- Decide what the best solution is right now and act on it immediately. Just do the best you can for now.
- Choose a way to monitor your solution to see if it actually helps.
How to plan for future problems.
Follow these steps to be prepared for future problems.
1. Look at your plans and identify potential problems.
2. Estimate how likely you think it is that each problem will happen and how damaging each one would be.
3. List the things you think might cause each problem.
4. Beginning with the most serious problems, come up with possible solutions that will either:
- stop a problem from happening
- or at least reduce the likelihood.
5. Make a contingency plan of possible solutions and alternative ways to continue if a serious problem happens.
6. Seek advice from experts and people who have faced the same problems (Quora, Forums, FB Groups, experts, Youtube, Google Search).
Here is a good article that gives more details about planning and preparing for future problems.
Conclusion to How to Overcome Challenges to Goal Achievement
I know there is a lot of information in this article. What I like to do is just bookmark articles (Press Ctrl+d) and come back to work on actions piece by piece. Or, I just keep it for reference when I need it.
Action Plan for This Article
- Choose one type challenge and work on integrating it into your goal plans.
- Once you finish one type of challenge, choose another and work on it bit by bit.
- Keep this article bookmarked and refer back when you have a challenge.
I hope you find this information useful. Best wishes in your journey towards achieving your life goals!
- Will we succeed? The science of self-motivation. (1274). Retrieved 23 June 2020, from https://www.eurekalert.org/pub_releases/2010-05/ uoia-wws052710.php
- Promoting constructive mindsets for overcoming failure in computer science education | Proceedings of the tenth annual conference on International computing education research. (2020). Retrieved 7 July 2020, from https://dl.acm.org/doi/abs/10.1145/2632320.2632331

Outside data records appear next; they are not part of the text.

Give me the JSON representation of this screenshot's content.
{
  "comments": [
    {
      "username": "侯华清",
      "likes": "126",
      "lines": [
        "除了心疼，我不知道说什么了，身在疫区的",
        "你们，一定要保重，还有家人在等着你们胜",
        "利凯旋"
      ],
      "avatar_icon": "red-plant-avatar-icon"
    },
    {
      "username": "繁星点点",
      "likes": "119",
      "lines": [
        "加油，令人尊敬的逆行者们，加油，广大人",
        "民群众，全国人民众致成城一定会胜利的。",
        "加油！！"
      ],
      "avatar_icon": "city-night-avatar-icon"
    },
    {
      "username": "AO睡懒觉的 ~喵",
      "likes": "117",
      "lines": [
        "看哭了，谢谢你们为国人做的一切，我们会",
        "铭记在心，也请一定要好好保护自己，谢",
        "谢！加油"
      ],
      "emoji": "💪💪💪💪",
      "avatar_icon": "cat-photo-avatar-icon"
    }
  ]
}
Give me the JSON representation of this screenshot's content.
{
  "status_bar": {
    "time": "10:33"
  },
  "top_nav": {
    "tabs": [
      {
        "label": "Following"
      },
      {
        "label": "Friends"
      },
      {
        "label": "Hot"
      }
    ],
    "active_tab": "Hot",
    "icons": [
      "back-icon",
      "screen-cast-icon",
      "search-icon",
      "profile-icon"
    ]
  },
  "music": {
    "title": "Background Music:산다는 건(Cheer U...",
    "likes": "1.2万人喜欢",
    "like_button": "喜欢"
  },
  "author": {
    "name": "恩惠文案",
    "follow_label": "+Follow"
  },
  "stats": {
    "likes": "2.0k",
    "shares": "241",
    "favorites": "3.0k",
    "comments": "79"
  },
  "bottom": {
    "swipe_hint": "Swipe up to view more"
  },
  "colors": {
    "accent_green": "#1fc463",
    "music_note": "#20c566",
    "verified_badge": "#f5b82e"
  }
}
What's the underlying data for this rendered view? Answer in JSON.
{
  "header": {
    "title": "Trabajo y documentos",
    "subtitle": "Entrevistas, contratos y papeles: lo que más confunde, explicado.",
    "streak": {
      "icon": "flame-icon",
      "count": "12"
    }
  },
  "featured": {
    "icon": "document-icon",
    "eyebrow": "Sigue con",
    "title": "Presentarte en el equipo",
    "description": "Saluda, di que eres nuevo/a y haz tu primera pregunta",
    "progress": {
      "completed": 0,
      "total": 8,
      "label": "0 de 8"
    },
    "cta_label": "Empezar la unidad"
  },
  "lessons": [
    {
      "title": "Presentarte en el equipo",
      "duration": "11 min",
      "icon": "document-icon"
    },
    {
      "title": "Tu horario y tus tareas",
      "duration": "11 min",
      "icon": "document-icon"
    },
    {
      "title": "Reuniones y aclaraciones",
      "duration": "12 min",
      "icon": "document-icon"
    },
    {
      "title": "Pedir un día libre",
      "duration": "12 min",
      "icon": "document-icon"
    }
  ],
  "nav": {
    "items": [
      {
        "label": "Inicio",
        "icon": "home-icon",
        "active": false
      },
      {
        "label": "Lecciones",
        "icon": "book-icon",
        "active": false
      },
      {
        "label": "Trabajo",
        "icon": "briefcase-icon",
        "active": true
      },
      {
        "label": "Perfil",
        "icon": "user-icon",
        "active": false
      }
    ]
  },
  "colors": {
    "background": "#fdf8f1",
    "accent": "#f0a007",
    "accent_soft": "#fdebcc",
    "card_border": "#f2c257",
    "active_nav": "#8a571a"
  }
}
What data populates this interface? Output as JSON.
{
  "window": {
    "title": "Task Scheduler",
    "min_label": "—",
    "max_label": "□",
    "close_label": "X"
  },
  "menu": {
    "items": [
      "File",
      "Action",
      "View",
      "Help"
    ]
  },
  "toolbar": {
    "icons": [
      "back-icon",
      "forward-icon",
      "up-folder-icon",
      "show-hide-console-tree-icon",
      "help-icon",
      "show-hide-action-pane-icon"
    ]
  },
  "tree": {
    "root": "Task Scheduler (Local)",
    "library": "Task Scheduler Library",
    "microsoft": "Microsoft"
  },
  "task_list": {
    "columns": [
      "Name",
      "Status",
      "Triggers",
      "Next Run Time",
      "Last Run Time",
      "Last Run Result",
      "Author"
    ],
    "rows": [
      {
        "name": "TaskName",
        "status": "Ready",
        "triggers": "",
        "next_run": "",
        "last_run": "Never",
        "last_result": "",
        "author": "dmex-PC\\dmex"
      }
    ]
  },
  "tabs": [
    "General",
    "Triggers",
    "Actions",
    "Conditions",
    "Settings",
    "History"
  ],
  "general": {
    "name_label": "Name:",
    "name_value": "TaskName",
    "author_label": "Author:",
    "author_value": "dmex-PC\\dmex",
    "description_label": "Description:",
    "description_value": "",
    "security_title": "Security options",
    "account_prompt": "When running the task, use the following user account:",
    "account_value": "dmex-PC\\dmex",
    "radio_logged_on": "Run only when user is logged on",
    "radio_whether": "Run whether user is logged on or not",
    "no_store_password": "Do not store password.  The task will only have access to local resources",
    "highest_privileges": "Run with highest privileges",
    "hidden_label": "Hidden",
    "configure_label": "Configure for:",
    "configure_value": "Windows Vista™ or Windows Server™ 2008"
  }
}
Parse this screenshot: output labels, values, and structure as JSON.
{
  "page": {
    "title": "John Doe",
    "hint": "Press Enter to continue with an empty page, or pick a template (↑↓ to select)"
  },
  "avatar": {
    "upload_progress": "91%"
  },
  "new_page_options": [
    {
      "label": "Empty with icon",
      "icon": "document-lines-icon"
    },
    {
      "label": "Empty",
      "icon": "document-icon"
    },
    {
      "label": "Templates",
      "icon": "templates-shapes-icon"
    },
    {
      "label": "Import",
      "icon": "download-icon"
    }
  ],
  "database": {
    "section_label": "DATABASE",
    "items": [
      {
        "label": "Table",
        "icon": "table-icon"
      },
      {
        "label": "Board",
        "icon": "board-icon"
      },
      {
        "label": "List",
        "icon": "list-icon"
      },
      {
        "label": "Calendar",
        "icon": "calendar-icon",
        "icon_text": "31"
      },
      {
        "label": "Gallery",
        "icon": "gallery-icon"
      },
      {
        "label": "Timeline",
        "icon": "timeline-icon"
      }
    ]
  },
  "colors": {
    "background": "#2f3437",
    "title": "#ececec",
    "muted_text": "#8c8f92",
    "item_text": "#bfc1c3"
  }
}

- Using Goal Setting Assignments to Promote a Growth Mindset in IT Students http://proc.iscap.info/2019/pdf/4950.pdf